Throughout the album, the synth work is complex. There is some intense ambiance happening in the background that at times bubbles to the surface and blends brilliantly with a rhythm or harmony. Songs like “Perfect,” have layers of sound that mash up and shift throughout the track. Even without lyrics, the mood of the sound conveys a strong message.
The beats on this album are one of the standout features. On “Calm Down,” there is an intense, dark sound that starts and is completely transformed by Kilbourne on violin. Her touch is subtle but her playing adds so much texture to the song that it’s hard to not get lost in her melody.
“It’s Never Enough” is an album that draws and blends various styles. The heavy beats and deep bass on “Follow” are in stark contrast to the way a song like “Shell” unfolds; with synths that expand fill the background with a whimsical, tropical sound.
Mordecai creates complex arrangements that give the band a shroud of mystery. With the closing track, “Price,” there is eerie organ effect that creates an undercurrent of uneasiness that intensifies throughout the song.
Following the band’s Aug. 30 album release show at Holocene, Mordecai will leave for a European tour in September including stops in France, the Netherlands, Germany, Belgium.
(The High Note Blog)
Last winter while on tour, Andrew Endres and his band had all of their gear stollen. Instead of letting the major setback get in his way, the Portland-based, jazz-trained multi-instrumentalist and songwriter buckled down and utilized the hardship as inspiration in writing the debut album for his band Mordecai.

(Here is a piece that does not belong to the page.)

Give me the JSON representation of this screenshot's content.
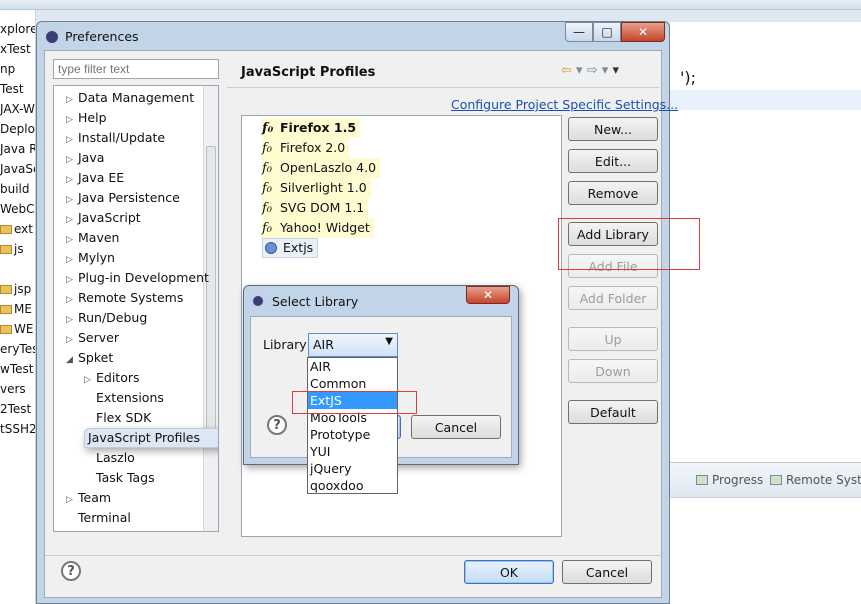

Today Vortex Music Magazine premiered the single, “Control,” off that album, It’s Never Enough. The song explores a downtempo, ethereal realm of Endres’ brand of heartfelt pop, and as he explains, touches on the theme of society’s desensitization towards capitalism. In a similar sonic atmospheric of ambient electronics and a slow driving drum beat, Endres processes the ending of a relationship, singing “there’s nothing more to say, you didn’t want me/and I can’t change, there’s nothing more to say,” on their first single, “Nothing.”
On Wednesday, August 30, Mordecai will celebrate the release of It’s Never Enough with a performance at Holocene joined by the new local hip hop sensation AMANI and experimental electronic soul songstress Amenta Abioto. The night will also serve as a tour kickoff for Mordecai who are taking their show across the pond for a run through Europe.
Mordecai is getting ready to embark on a European tour that’ll last through the end of November. That’s some serious traveling! But before they leave town, the Portland pop trio’s celebrating the release of their new album, It’s Never Enough, with a show at Holocene. Founded by Andrew Endres (lap steel/bass) and Kate Kilbourne (violin/synth), with Nick Quiller on drums, the band takes an unconventional path to modern pop/R&B, building a typical beats-and-synth soundscape (with Endres singing his heart out) and periodically incorporating oddly effective melodic lines using lap steel guitar and violin. Add it all up and you get futuristic robo-pop streaked with hints of neo-classical and roots music, like a landlocked (and less shy) Frank Ocean. Bottom line: Mordecai is different, and different is good. See ’em tonight, before they’re gone ’til December.
(Ben Salmon, Portland Mercury)